The Daily Tar Heel: Can you give me a brief overview of your position and what you do on an everyday basis?
Nate Wood: My official title is assistant athletic director for compliance. I oversee day-to-day operations of compliance questions, answers, waivers, legislative initiatives and all of that kind of "compliancy" stuff. In the NIL space, I’ve taken on kind of an overview director role — there’s no real official title to it — but just kind of overseeing the NIL daily activities again, whether that's outreach and education, business development, questions and answers from student-athletes and all of that type of stuff.
DTH: When you first started hearing about NIL and what was going to possibly happen, how did you think it might affect your job and responsibilities?

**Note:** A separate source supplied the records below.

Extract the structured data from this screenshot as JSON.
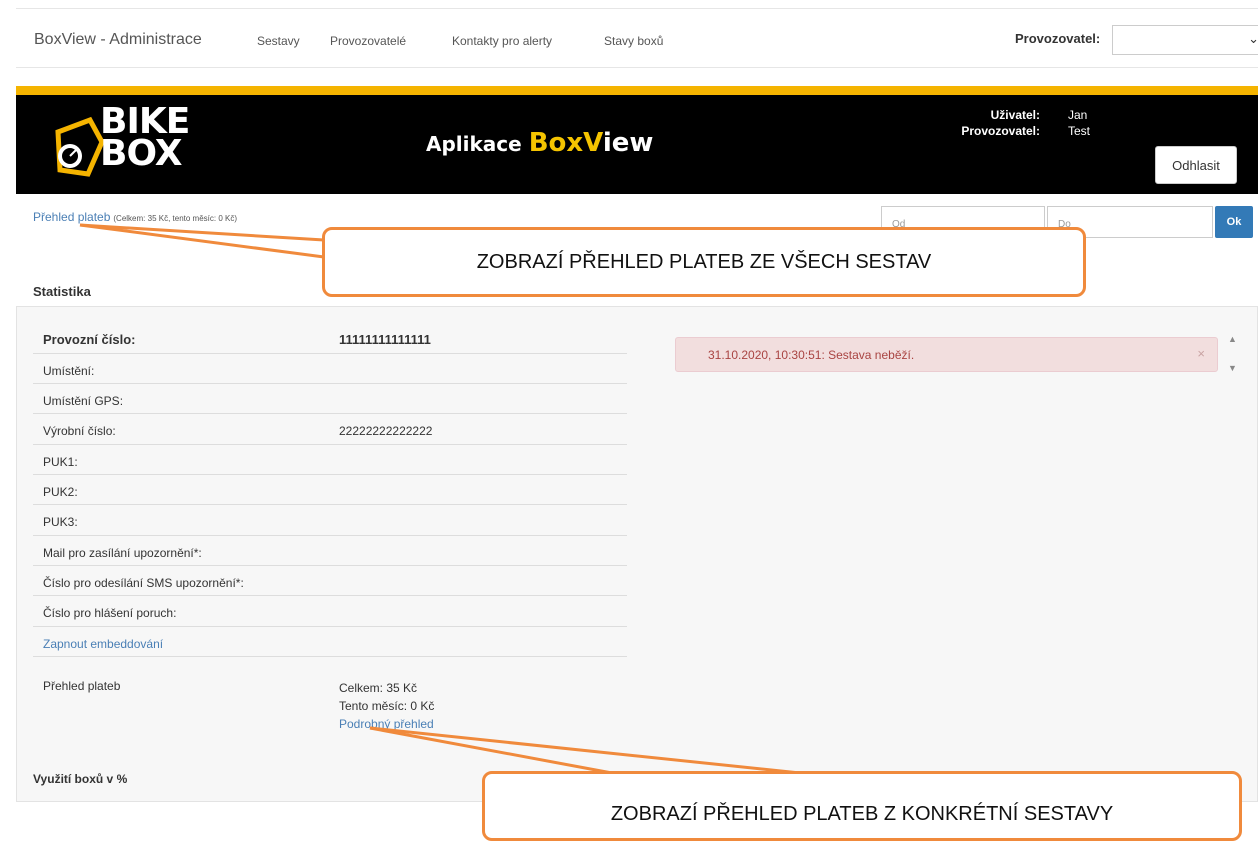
{
  "nav": {
    "brand": "BoxView - Administrace",
    "links": [
      "Sestavy",
      "Provozovatelé",
      "Kontakty pro alerty",
      "Stavy boxů"
    ],
    "provider_label": "Provozovatel:",
    "provider_value": ""
  },
  "banner": {
    "logo_line1": "BIKE",
    "logo_line2": "BOX",
    "app_prefix": "Aplikace ",
    "app_box": "Box",
    "app_v": "V",
    "app_iew": "iew",
    "user_label": "Uživatel:",
    "user_value": "Jan",
    "provider_label": "Provozovatel:",
    "provider_value": "Test",
    "logout": "Odhlasit"
  },
  "filter": {
    "payments_link": "Přehled plateb",
    "payments_note": "(Celkem: 35 Kč, tento měsíc: 0 Kč)",
    "from_placeholder": "Od",
    "to_placeholder": "Do",
    "ok": "Ok"
  },
  "stats": {
    "heading": "Statistika",
    "rows": [
      {
        "label": "Provozní číslo:",
        "value": "11111111111111"
      },
      {
        "label": "Umístění:",
        "value": ""
      },
      {
        "label": "Umístění GPS:",
        "value": ""
      },
      {
        "label": "Výrobní číslo:",
        "value": "22222222222222"
      },
      {
        "label": "PUK1:",
        "value": ""
      },
      {
        "label": "PUK2:",
        "value": ""
      },
      {
        "label": "PUK3:",
        "value": ""
      },
      {
        "label": "Mail pro zasílání upozornění*:",
        "value": ""
      },
      {
        "label": "Číslo pro odesílání SMS upozornění*:",
        "value": ""
      },
      {
        "label": "Číslo pro hlášení poruch:",
        "value": ""
      },
      {
        "label": "Zapnout embeddování",
        "value": ""
      }
    ],
    "payments_label": "Přehled plateb",
    "payments_total": "Celkem: 35 Kč",
    "payments_month": "Tento měsíc: 0 Kč",
    "payments_detail": "Podrobný přehled",
    "usage_heading": "Využití boxů v %"
  },
  "alert": {
    "text": "31.10.2020, 10:30:51: Sestava neběží.",
    "close": "×"
  },
  "annotations": {
    "top": "ZOBRAZÍ PŘEHLED PLATEB ZE VŠECH SESTAV",
    "bottom": "ZOBRAZÍ PŘEHLED PLATEB Z KONKRÉTNÍ SESTAVY"
  },
  "colors": {
    "accent": "#f5b400",
    "link": "#4a7fb5",
    "callout_border": "#f08a3c",
    "alert_bg": "#f2dede",
    "ok_button": "#337ab7"
  }
}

NW: About a year and a half ago, we got our first draft from the NCAA of what a rule could look like, and the potential rule change had a lot of different characteristics about it. There were a lot more restrictions, a lot of restrictions where institutions could not participate in certain NIL activities, a lot more red tape — typical NCAA red tape all the way through — and just a lot more questions than answers. There was just a lot of uncertainty, so we were kind of planning for at least five or six different scenarios at the time. And that’s not even to mention the state laws that were cropping up all over the spring.
DTH: Considering the preparation you did and all of the uncertainty that came with that, how tough or easy was it to adapt to the new setting once you knew that the new NIL rules were going to be implemented?
NW: Leading up to June 30, we had several different options that were going to happen. One of those options was no NCAA rule change, and because our state did not have an NIL rule, our athletes would have been restricted and not been able to capitalize on NIL, but other states like Florida and Texas would have been. That was one scenario we were planning for, and that one would have been very difficult had that played out, because we were going to have to tell our own student-athletes that Florida State’s quarterback could go out and do a Bojangles deal, but our Heisman Trophy quarterback could not because of the school he chose, which would have killed us on all different levels, from a recruiting level and all kind of things. What ended up happening was the NCAA dropped their proposed rule and just eliminated the NIL rule as it was, and allowed all NCAA schools and student-athletes to profit off of their name, image and likeness.
DTH: How does it feel, being in your shoes, to hear about all of this stuff for so long and now one day it just starts happening, and you’re able to see these college athletes finally take advantage of some of those opportunities?
NW: We’ve always encouraged our student-athletes to be outgoing and do as much as possible. I think this is just another part of that and another pillar of that kind of work that we have already done and are doing. I think, from our perspective and especially mine, we are encouraged by it and we think it’s great. It's a little different than we have seen before. We have been on the other side, sending cease-and-desist letters to companies using name, image and likeness of student-athletes. For 80 years that’s been the case, and then all of a sudden overnight, we flipped the switch and said, "Nope, you can go ahead and do it." I think that's taken some people aback.
DTH: How do you see opportunities in the NCAA compliance field evolving over time and the responsibilities associated with the job changing?
NW: One thing we are seeing more and more of is legal professionals coming into compliance and coming into roles like this. I think that’s been a trend, and I think that’s going to continue to be a bigger trend — not only because of NIL, but all of the other things that go along with compliance, such as legal ramifications that come from running an athletic department, the rules that are associated with it and the money that is involved in it as well. I think, traditionally, compliance has been this office of rules, a governing body and the "office of no." I think we do a great job of trying to brand ourselves as a customer service business. Our job is to really provide efficient, correct and accurate information to our coaches, student-athletes, alums and community partners, and to make sure we are maximizing what we can do within the rules.
DTH: As NIL and college athletics in general continue to grow, what are you looking forward to seeing the most as a result of the new NIL rules?
NW: One of the things that I think is exciting is our partnership with Brandr and the group licensing. I think that’s a really neat thing to be able to see. At some point, we are going to see jerseys in stores, and so we’re going to have the ability to see a Sam Howell or Armando Bacot jersey hanging up in Chapel Hill Sportswear, and I think that’s awesome. The other thing is the personal growth of our student-athletes. Now they have to take responsibility for their own name, image and likeness, so they are the CEOs of their own business now. That will afford them the opportunities to learn things that maybe they weren’t going to learn without it.